WEAKNESSES: Short game costs him shots.
• If his best drive is 240 yards, then his average is around 225 yards, so long par 4s are probably out of reach, which leaves more pressure on his short game.
• His desk job is killing his game, too. Sitting for too long can shorten your hip flexors, and when your brain thinks they’re contracted, your abdominals relax. This leads to an incorrect pivot and can cause back injuries.
WHAT TO WORK ON: He should check his posture in a mirror. An arched lower back and rounded upper back might mean his hip flexors have shortened.
• If his posture is off, he should schedule a functional-movement screen (functionalmovement.com) specifically for golf. This will help his overall health and distance off the tee.
• Play some gambling games around the green to make short-game practice have a consequence and simulate performance.
CLOSEABILITY quotient between Freiberg and Points (1 being easiest; 10 hardest): 8
“Based on athleticism,” Tattersall says.
WEAKNESSES: Points’ driving distance, GIR and birdie average could win on the PGA Tour, but his 31.5 putts per round are hurting his stroke average. Putts make up 45 percent of his total score, so he should spend more of his practice time on putting.
WHAT TO WORK ON: Borrow a practice idea from Jack Nicklaus. When Nicklaus knew he’d be playing a course that demanded longer second shots into the greens, he would play his sons’ drives or hit irons off the tee to leave longer approach shots , thereby preparing mentally and physically to hit longer irons into greens.
CLOSEABILITY quotient between Points and McLachlin: 6
“He has the physical skills to make it to the Tour,” Tattersall says, “but he needs help with course management (difficulty to change = 4) and wedge and short game (difficulty to change = 7).”
PGA Tour player, ranked 288th in the world
WEAKNESSES: His GIR and fairways hit don’t measure up on Tour.
• His distance off the tee is good and in his own words he hits “a similar number of fairways to Tiger.” The big difference is that Tiger has the strength and ability to hit recovery shots and go for the green.
WHAT TO WORK ON: He should bump up his long-game practice schedule to about 50 percent of total practice time, as long as he doesn’t see a drop off in his wedge play, short game and putting.
CLOSEABILITY quotient between McLachlin and Woods: 9.999
“From McLachlin to Tiger I’d say the athleticism gap is an 8,” Tattersall says. “Strategy and course management is a 3. For McLachlin to close this gap on a regular basis is a 20!”

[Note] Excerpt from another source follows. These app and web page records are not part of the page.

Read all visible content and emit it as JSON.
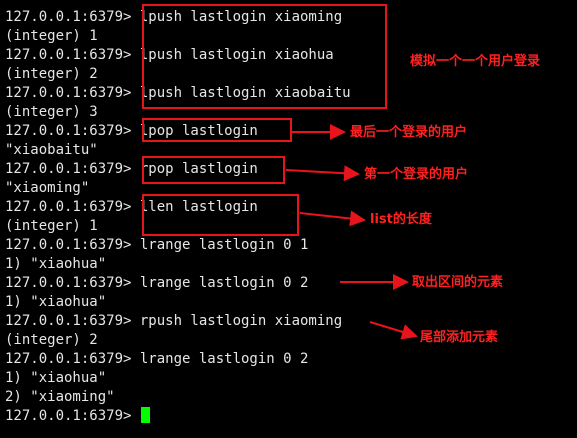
{
  "terminal": {
    "lines": [
      {
        "prompt": "127.0.0.1:6379> ",
        "cmd": "lpush lastlogin xiaoming"
      },
      {
        "text": "(integer) 1"
      },
      {
        "prompt": "127.0.0.1:6379> ",
        "cmd": "lpush lastlogin xiaohua"
      },
      {
        "text": "(integer) 2"
      },
      {
        "prompt": "127.0.0.1:6379> ",
        "cmd": "lpush lastlogin xiaobaitu"
      },
      {
        "text": "(integer) 3"
      },
      {
        "prompt": "127.0.0.1:6379> ",
        "cmd": "lpop lastlogin"
      },
      {
        "text": "\"xiaobaitu\""
      },
      {
        "prompt": "127.0.0.1:6379> ",
        "cmd": "rpop lastlogin"
      },
      {
        "text": "\"xiaoming\""
      },
      {
        "prompt": "127.0.0.1:6379> ",
        "cmd": "llen lastlogin"
      },
      {
        "text": "(integer) 1"
      },
      {
        "prompt": "127.0.0.1:6379> ",
        "cmd": "lrange lastlogin 0 1"
      },
      {
        "text": "1) \"xiaohua\""
      },
      {
        "prompt": "127.0.0.1:6379> ",
        "cmd": "lrange lastlogin 0 2"
      },
      {
        "text": "1) \"xiaohua\""
      },
      {
        "prompt": "127.0.0.1:6379> ",
        "cmd": "rpush lastlogin xiaoming"
      },
      {
        "text": "(integer) 2"
      },
      {
        "prompt": "127.0.0.1:6379> ",
        "cmd": "lrange lastlogin 0 2"
      },
      {
        "text": "1) \"xiaohua\""
      },
      {
        "text": "2) \"xiaoming\""
      },
      {
        "prompt": "127.0.0.1:6379> ",
        "cmd": ""
      }
    ]
  },
  "annotations": {
    "simulate_login": "模拟一个一个用户登录",
    "last_login_user": "最后一个登录的用户",
    "first_login_user": "第一个登录的用户",
    "list_length": "list的长度",
    "range_elements": "取出区间的元素",
    "tail_add_element": "尾部添加元素"
  },
  "colors": {
    "background": "#000000",
    "text": "#e6e6e6",
    "annotation": "#e8141b",
    "cursor": "#00ff00"
  }
}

The science: “I consulted Peter Sanders, who developed a web-based game-analysis program called Shot By Shot (shotbyshot.com),” Tattersall says. “With more than 44,000 rounds of comparative data, Peter was able to provide an accurate assessment of how to close these gaps.”
HOW YOU CAN CLOSE THE GAP

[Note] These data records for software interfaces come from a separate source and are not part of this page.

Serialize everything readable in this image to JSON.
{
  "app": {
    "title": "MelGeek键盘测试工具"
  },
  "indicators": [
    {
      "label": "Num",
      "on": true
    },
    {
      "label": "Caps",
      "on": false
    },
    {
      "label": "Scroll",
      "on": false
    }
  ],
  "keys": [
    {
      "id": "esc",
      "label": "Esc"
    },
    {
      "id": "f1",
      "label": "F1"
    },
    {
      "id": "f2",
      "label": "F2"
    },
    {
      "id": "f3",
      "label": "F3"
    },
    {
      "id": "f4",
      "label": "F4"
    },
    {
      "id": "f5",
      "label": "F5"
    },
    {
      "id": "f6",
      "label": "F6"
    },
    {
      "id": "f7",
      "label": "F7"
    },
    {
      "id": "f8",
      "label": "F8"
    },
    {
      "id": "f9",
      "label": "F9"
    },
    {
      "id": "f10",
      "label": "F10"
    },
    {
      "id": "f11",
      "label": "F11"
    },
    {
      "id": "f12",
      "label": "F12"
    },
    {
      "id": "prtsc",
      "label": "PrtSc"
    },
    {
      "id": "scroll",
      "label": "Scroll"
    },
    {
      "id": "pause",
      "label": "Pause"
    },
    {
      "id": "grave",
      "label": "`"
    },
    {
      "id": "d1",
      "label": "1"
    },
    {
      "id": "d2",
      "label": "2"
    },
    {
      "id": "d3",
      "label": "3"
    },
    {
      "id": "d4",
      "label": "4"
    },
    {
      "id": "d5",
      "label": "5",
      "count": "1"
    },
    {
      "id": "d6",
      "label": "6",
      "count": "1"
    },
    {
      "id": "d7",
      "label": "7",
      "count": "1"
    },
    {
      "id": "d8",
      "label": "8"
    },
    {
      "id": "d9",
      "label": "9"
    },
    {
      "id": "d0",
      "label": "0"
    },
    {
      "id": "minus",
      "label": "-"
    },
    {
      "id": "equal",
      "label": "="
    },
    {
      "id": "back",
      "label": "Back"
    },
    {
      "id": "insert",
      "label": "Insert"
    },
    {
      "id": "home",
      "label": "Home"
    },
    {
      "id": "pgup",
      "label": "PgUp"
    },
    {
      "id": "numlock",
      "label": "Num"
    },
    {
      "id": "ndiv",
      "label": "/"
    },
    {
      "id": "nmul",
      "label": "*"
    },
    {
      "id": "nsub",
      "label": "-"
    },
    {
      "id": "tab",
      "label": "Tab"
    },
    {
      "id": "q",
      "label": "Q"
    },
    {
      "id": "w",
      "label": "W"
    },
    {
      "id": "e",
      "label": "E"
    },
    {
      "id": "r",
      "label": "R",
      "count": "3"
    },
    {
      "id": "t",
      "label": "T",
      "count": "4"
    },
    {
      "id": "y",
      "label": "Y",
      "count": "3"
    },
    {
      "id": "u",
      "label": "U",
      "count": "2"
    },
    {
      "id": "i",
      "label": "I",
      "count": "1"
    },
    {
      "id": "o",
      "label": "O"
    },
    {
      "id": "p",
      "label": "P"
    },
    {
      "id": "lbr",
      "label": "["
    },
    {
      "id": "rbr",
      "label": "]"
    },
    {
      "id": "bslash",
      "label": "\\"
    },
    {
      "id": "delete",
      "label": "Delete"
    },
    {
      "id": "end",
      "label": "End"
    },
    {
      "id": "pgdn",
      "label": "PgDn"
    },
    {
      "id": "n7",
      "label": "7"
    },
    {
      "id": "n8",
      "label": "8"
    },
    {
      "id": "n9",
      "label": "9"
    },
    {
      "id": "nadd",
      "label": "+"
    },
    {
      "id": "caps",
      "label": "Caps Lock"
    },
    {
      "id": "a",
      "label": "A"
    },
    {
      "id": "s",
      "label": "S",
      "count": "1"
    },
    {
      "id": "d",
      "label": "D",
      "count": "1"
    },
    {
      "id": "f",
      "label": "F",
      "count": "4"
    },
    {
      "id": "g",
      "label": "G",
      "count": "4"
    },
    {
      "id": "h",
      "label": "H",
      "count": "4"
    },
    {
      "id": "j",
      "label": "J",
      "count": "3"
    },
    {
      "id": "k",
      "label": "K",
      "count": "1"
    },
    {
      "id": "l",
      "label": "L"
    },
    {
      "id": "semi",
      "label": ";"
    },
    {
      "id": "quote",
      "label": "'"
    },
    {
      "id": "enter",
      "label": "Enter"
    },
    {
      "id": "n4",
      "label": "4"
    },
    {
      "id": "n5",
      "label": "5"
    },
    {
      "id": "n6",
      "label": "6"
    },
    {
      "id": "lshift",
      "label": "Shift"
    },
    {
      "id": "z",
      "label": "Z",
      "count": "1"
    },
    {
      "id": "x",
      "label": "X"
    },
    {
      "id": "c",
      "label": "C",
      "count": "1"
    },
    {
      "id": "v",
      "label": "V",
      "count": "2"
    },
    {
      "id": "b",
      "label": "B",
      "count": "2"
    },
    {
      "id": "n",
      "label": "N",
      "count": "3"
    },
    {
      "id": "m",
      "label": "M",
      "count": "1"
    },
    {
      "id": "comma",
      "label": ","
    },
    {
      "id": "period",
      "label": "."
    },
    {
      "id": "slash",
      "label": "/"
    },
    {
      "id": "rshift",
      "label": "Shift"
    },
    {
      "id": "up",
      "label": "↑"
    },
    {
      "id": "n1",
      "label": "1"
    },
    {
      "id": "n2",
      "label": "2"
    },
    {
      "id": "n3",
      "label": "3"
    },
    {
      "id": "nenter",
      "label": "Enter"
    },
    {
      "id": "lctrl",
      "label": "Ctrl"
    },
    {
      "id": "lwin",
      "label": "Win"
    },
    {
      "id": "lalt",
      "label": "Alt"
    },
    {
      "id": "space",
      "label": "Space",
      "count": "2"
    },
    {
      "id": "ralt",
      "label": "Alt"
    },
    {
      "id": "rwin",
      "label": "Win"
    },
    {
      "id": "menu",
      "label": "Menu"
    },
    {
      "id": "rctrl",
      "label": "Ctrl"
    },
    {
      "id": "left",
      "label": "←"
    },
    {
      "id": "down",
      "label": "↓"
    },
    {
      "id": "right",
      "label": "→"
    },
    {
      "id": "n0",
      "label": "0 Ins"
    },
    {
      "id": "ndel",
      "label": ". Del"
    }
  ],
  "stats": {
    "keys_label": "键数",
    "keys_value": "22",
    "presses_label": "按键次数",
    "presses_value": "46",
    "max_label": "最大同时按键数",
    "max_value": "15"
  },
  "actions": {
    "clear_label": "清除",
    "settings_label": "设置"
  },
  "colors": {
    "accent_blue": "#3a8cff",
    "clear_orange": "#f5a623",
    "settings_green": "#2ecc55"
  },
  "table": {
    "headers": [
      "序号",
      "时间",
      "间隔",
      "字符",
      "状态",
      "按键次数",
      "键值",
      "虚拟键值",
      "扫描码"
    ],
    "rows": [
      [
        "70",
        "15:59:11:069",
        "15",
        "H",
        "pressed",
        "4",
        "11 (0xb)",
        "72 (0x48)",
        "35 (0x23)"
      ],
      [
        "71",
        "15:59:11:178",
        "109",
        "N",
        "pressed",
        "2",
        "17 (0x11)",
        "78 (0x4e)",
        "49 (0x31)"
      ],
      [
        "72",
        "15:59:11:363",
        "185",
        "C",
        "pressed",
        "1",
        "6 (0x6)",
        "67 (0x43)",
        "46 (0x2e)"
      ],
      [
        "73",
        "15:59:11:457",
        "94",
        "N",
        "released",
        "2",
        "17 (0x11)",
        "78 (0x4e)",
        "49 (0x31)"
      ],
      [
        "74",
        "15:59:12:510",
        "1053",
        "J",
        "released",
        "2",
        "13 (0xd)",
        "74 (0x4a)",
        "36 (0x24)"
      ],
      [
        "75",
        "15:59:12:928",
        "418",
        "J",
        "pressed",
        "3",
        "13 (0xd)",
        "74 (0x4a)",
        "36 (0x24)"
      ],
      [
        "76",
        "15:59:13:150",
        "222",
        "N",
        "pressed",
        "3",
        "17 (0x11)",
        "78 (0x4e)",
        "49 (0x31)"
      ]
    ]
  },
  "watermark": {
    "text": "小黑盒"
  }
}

According to stats, you’re closest in playing ability to Terry Freiberg (15-handicap). Here’s how to begin to close the gap between yourself and better players.
“Stop thinking a single event or thought will transform your game,” Tattersall says. “Focus your attention on your body, mind, swing technique, club-fitting and short game. All the tools available to a Tour player are available to you—you just have to look a little harder.”
• A functional-movement screen (functionalmovement.com) for golf will tell you what your body can and can’t do, and will allow you to develop an exercise program to improve your weak areas.
• Club-fitting is readily available nearly everywhere and is a must, but think also about “game-fitting.” Do you need four wedges or a 3-iron in your bag?
• Find a teacher who understands that you want a long-term plan, not just a quick fix before the member-guest. Also, keep in mind you may need a physical or mental lesson, too.